6) Sun Tzu –
Born as Sun Wu, Sun Tzu is generally considered as one of the most influential Chinese military generals and strategists, who most probably lived during the period ranging from 771 until 476 BC, with traditionalists pinpointing his lifetime as being from 544–496 BC. Still the historicity of his existence, or at least his authorship of The Art of War remains ambiguous, with skepticism mainly focused on the possible anachronisms found in the text. Many of these relate to evolved formations, technology and military techniques mentioned in the work that would have been too advanced and sophisticated for 6th century BC China.
There is another twist to the tale which entails Sun Tzu’s descendant Sun Bin also writing a military treatise with the same name of The Art of War – and both of them were referred to as Sun Tzu in Classical Chinese. As for the primary authorship of original ‘The Art of War’, skeptics attribute the writing to various potential candidates, including Wu Zixu, theorists from the states of Wu or Qi, or even an anonymous writer.
7) King Arthur –
An unflinching hero against the tides of evil – King Arthur from Britain epitomizes the very essence of chivalry. Oddly enough, the annals of his eventful life relating to themes, characters and deeds vary from sources to sources, with no strict canonical version. In any case, the earliest references to Arthur have been found to be from Welsh and Breton sources, where he was mostly projected as a monster-slaying Brythonic warrior with his band of superhuman followers.
The first narrative account of Arthur is however attributed to Geoffrey of Monmouth, in his early (and largely fanciful) 12th century Latin work ‘Historia Regum Britanniae‘. The embellished account details how the Briton champion Arthur went on to defeat the Saxons, Picts, Scots and even the Romans. Later Arthurian works based on Romance traditions had however largely come out of this trend of incessant praising, and audaciously sidelined Arthur’s eminence as a warrior-king. In any case, some historians believe that Arthur may been based on historical characters such as Ambrosius Aurelianus, Riothamus or even a Roman military commander named Lucius Artorius Castus.
8) Robin Hood –
Robin Hood is perhaps the most expected entry among all the chosen figures in this list; but it is still interesting to know that he was already a popular folk hero during the Medieval times. Unfortunately, when it comes to evidences of a heroic figure, the data available to historians is confusing and ambivalent to say the least. As for origins, the famous outlaw from England had his literary limelight in various ballads and poems from the 14th century, while the mention of the name ‘Rabunhod’ had even older origins.
However, the predicament faced by most scholars is that – Robin (or Robyn) was a fairly common name, and many of such ‘Robin Hoods’ had been outlaws as per Medieval records. Unsurprisingly, there are a host of historical characters who might have been the Sherwood hero, ranging from a soldier under Richard the Lionheart, Earl of Huntingdon to even a Knight Templar.
9) William Tell –

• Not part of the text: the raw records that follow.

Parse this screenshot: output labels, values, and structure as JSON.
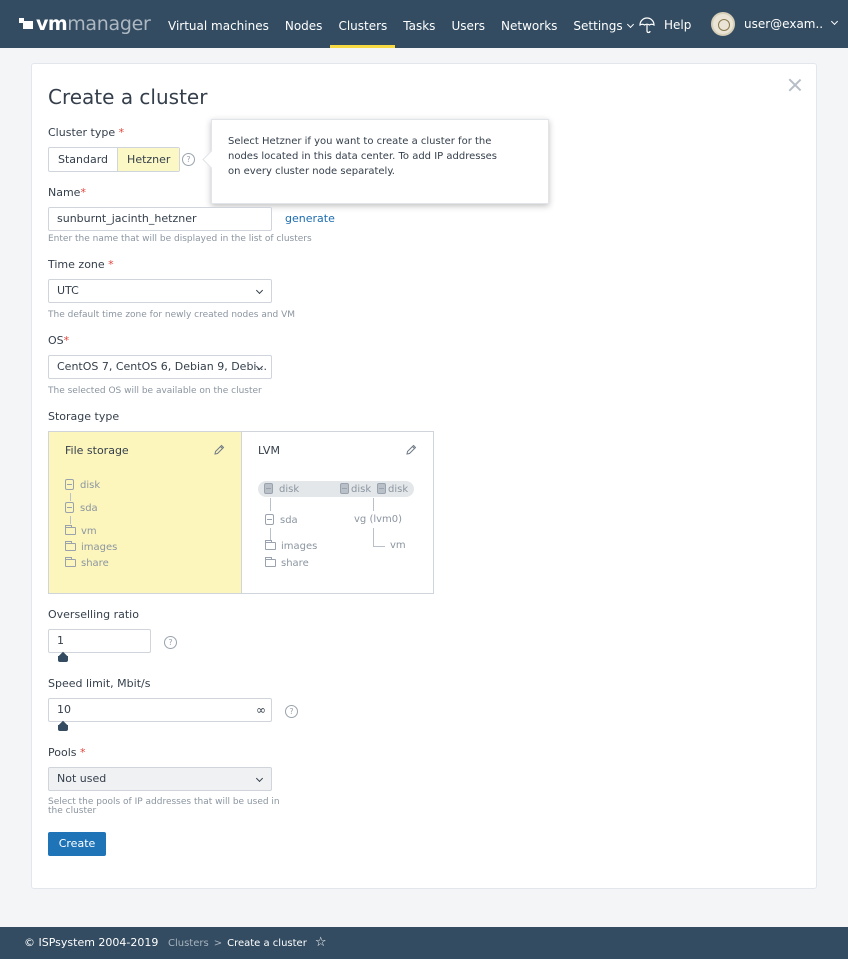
{
  "header": {
    "logo_bold": "vm",
    "logo_light": "manager",
    "nav": [
      {
        "label": "Virtual machines"
      },
      {
        "label": "Nodes"
      },
      {
        "label": "Clusters"
      },
      {
        "label": "Tasks"
      },
      {
        "label": "Users"
      },
      {
        "label": "Networks"
      },
      {
        "label": "Settings"
      }
    ],
    "active_nav": "Clusters",
    "help_label": "Help",
    "user_name": "user@exam..."
  },
  "form": {
    "title": "Create a cluster",
    "cluster_type": {
      "label": "Cluster type",
      "options": [
        "Standard",
        "Hetzner"
      ],
      "selected": "Hetzner"
    },
    "tooltip": {
      "line1": "Select Hetzner if you want to create a cluster for the",
      "line2": "nodes located in this data center. To add IP addresses",
      "line3": "on every cluster node separately."
    },
    "name": {
      "label": "Name",
      "value": "sunburnt_jacinth_hetzner",
      "generate_label": "generate",
      "hint": "Enter the name that will be displayed in the list of clusters"
    },
    "timezone": {
      "label": "Time zone",
      "value": "UTC",
      "hint": "The default time zone for newly created nodes and VM"
    },
    "os": {
      "label": "OS",
      "value": "CentOS 7, CentOS 6, Debian 9, Debi...",
      "hint": "The selected OS will be available on the cluster"
    },
    "storage": {
      "label": "Storage type",
      "selected": "File storage",
      "file": {
        "title": "File storage",
        "disk": "disk",
        "sda": "sda",
        "vm": "vm",
        "images": "images",
        "share": "share"
      },
      "lvm": {
        "title": "LVM",
        "disk": "disk",
        "sda": "sda",
        "vg": "vg",
        "vg_name": "(lvm0)",
        "vm": "vm",
        "images": "images",
        "share": "share"
      }
    },
    "overselling": {
      "label": "Overselling ratio",
      "value": "1"
    },
    "speed": {
      "label": "Speed limit, Mbit/s",
      "value": "10",
      "infinity": "∞"
    },
    "pools": {
      "label": "Pools",
      "value": "Not used",
      "hint_line1": "Select the pools of IP addresses that will be used in",
      "hint_line2": "the cluster"
    },
    "submit_label": "Create",
    "required_mark": "*"
  },
  "footer": {
    "copyright": "© ISPsystem 2004-2019",
    "crumb_parent": "Clusters",
    "crumb_sep": ">",
    "crumb_current": "Create a cluster",
    "star": "☆"
  },
  "colors": {
    "header_bg": "#334c61",
    "accent_yellow": "#f7d944",
    "selected_bg": "#fcf6bd",
    "primary_button": "#1f73b7",
    "link": "#1c6cb0",
    "required": "#e0453c"
  }
}
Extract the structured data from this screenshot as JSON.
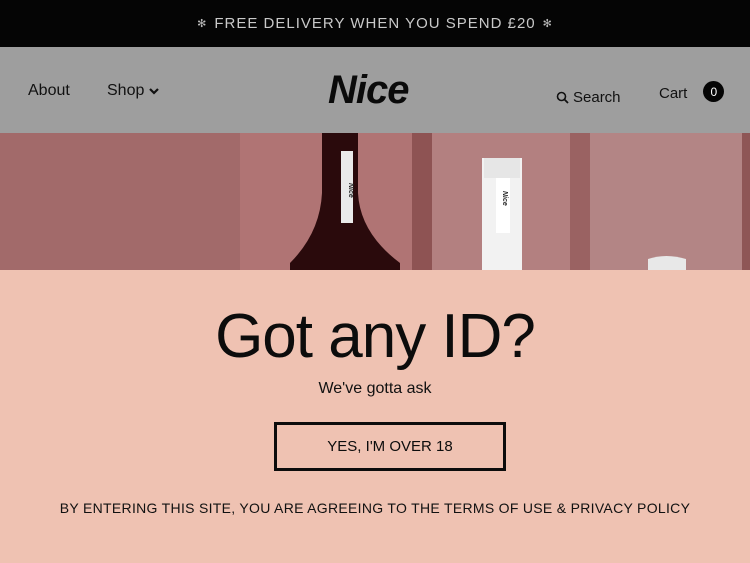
{
  "announcement": {
    "text": "FREE DELIVERY WHEN YOU SPEND £20",
    "star_left": "✻",
    "star_right": "✻"
  },
  "nav": {
    "about": "About",
    "shop": "Shop",
    "search": "Search",
    "cart": "Cart",
    "cart_count": "0"
  },
  "logo": {
    "text": "Nice",
    "bottle_label": "Nice"
  },
  "age_gate": {
    "title": "Got any ID?",
    "subtitle": "We've gotta ask",
    "confirm_button": "YES, I'M OVER 18",
    "terms": "BY ENTERING THIS SITE, YOU ARE AGREEING TO THE TERMS OF USE & PRIVACY POLICY"
  },
  "colors": {
    "announcement_bg": "#050505",
    "header_bg": "#9e9e9e",
    "hero_bg": "#a26a6a",
    "panel_bg": "#efc2b2",
    "text": "#0c0c0c"
  },
  "icons": {
    "announcement_left": "asterisk-icon",
    "announcement_right": "asterisk-icon",
    "shop": "chevron-down-icon",
    "search": "search-icon"
  }
}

Another folkloric hero and an expert archer, William Tell’s traditional legend starts with the foundation of the 14th century Swiss Confederacy. His literary reference was however mentioned for the first time in late 15th century penned White Book of Sarnen (by German author Hans Schreiber) – which gives an account of the famous ‘apple shot’ and the assassination of Hapsburg-appointed Gessler.
Further notable references to Tell come from the song Tellenlied (which has its manuscript dated from 1501) and Petermann Etterlin’s Chronicle of the Swiss Confederation (from 1507), with both of them detailing the daredevilry of the folkloric hero. Interestingly, the exalted status of William Tell was also used for profitable means in the 16th century, with organized sightseeing tours that supposedly covered places of Tell’s heroic deeds!
10) Shakespeare –
We have decided to take the antithetical route with our the last entry – the ever adulated yet puzzling author of several renowned and later-acclaimed English plays, William Shakespeare. Why antithetical? Well, as opposed to other entries in this list, William Shakespeare is actually believed to be a real person by most historians and academicians. The proof of his existence, according to the majority of experts, comes from the unequivocal mentioning of the author’s name in most historical records, his recognition in then-contemporary legal records and even his recognition by the fellow playwrights and actors.
On the other hand, a few detractors believe that many of his works were in fact authored entirely by different writers – with potential candidates ranging from Francis Bacon to Christopher Marlowe (among 80 other people). Their arguments are mainly based on Shakespeare’s promoted background (as a commoner from the backwaters of Stratford) and its presumed incompatibility with his literary works that were mainly focused on aristocracy, court politics, culture and general disdain for ‘dangerous mobs’. Other cases that are brought up against the existence of Shakespeare generally pertain to the inconsistent spelling of his surname in various records and the lack of documented evidence that strictly portrays him as a writer.